I've been intrigued by the possibility of investing in the country's biggest trash hauler, Waste Management
The reason I mention this, of course, is that Waste Management reported its 2004 earnings last week. Much like the cargo that Waste Management transports on a daily basis, the report was a mixed bag. Let's separate it out into the good, the bad, and the ugly. (For ease of reading, though, we're going to mix them up a bit.)
The bad: Investors who rely on price-to-earnings ratios in choosing their purchases should be wary of investing in Waste Management based on its trailing P/E ratio of 18.5. While that number compares favorably with the S&P average P/E of 19.8, it doesn't take into account Waste Management's considerable debt.
The ugly: Waste Management has a fair amount of cash on its books, but far more debt than cash. With a total of $8.2 billion in net debt, the company is better viewed as being a business with an enterprise value (market capitalization plus long-term debt minus cash) of $25.4 billion than a $17 billion company. And when you compare its free cash flow (FCF) to the enterprise value (EV), its EV/FCF ratio comes to a pricey 26.4.
The good: Just as the company's enterprise value belies the accuracy of its "price," so too does the company's cash generation prowess belie its GAAP profits. While the latter came in at $930 million in 2004, free cash flow was noticeably stronger than that: $960 million. What's more, year over year, Waste Management increased its free cash flow even faster than it did its GAAP earnings -- by 32% in fact.
Either valuation can be used to argue that Waste Management is a bargain. Its P/E of 18.5, divided by its 29% growth rate, gives the company a PEG of 0.64 -- a bargain, some might say.
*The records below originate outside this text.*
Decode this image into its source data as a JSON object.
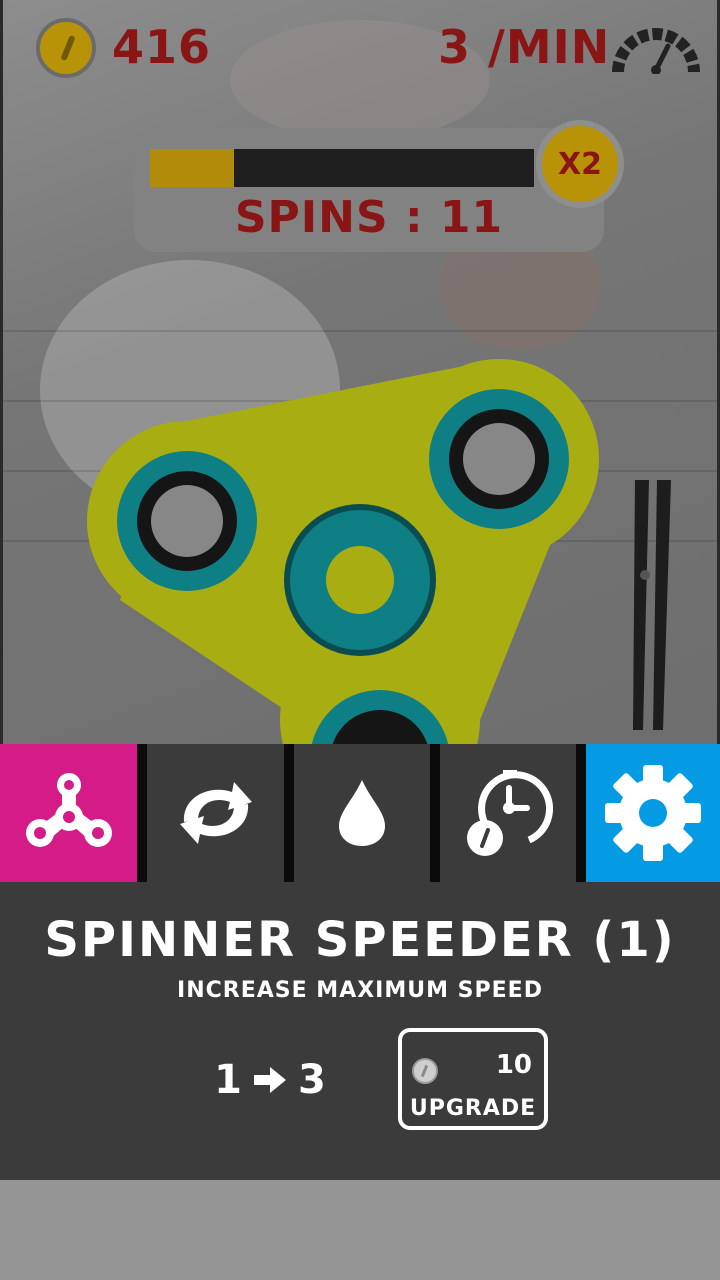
{
  "hud": {
    "coins": "416",
    "rate": "3 /MIN",
    "coin_icon": "coin-icon",
    "gauge_icon": "speedometer-icon"
  },
  "spins": {
    "label": "SPINS : 11",
    "multiplier": "X2",
    "progress_fraction": 0.22
  },
  "colors": {
    "hud_text": "#8a1515",
    "progress_fill": "#b28b0a",
    "spinner_body": "#a8ae11",
    "spinner_ring": "#0f7f86",
    "tab_spinner": "#d41b87",
    "tab_settings": "#049be4",
    "tab_default": "#3b3b3b"
  },
  "tabs": [
    {
      "name": "spinner-tab",
      "icon": "fidget-spinner-icon",
      "active": true
    },
    {
      "name": "refresh-tab",
      "icon": "refresh-icon",
      "active": false
    },
    {
      "name": "drop-tab",
      "icon": "water-drop-icon",
      "active": false
    },
    {
      "name": "timer-tab",
      "icon": "timer-coin-icon",
      "active": false
    },
    {
      "name": "settings-tab",
      "icon": "gear-icon",
      "active": false
    }
  ],
  "upgrade": {
    "title": "SPINNER SPEEDER (1)",
    "subtitle": "INCREASE MAXIMUM SPEED",
    "from_level": "1",
    "to_level": "3",
    "price": "10",
    "button_label": "UPGRADE"
  }
}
Others can point to its 26.4 EV/FCF, divide that by the 32% growth in free cash flow, and conclude that Waste Management is also a bargain at the 0.82 ratio that results. Both arguments, however, have to predicate themselves upon the assumption that this trash hauling business can grow its profits and/or cash generation at roughly 30% per year over the long term. In this Fool's opinion, that assumption simply fails the smell test.
Fools of a feather don't always fly together. For an alternative view of Waste Management's invest-ability, read Nathan Slaughter's "Consider Some Trash for Your Portfolio."
Fool contributor Rich Smith holds no position in Waste Management.
More from The Motley Fool
1 Stock I'm Buying More Of in 2018
One airline stock is trading for less than 7 times trailing earnings -- even though the company is likely to achieve double-digit EPS growth in 2018.
Vermont Is Legalizing Marijuana in a Unique Way
No state has ever done this before, and it could pave the way for other states to follow in its footsteps.
This Top Dividend Growth Stock Sees No End in Sight
After growing its already lucrative payout 30% last year, this 4.6% yielder sees at least 20% annual growth for the next five years.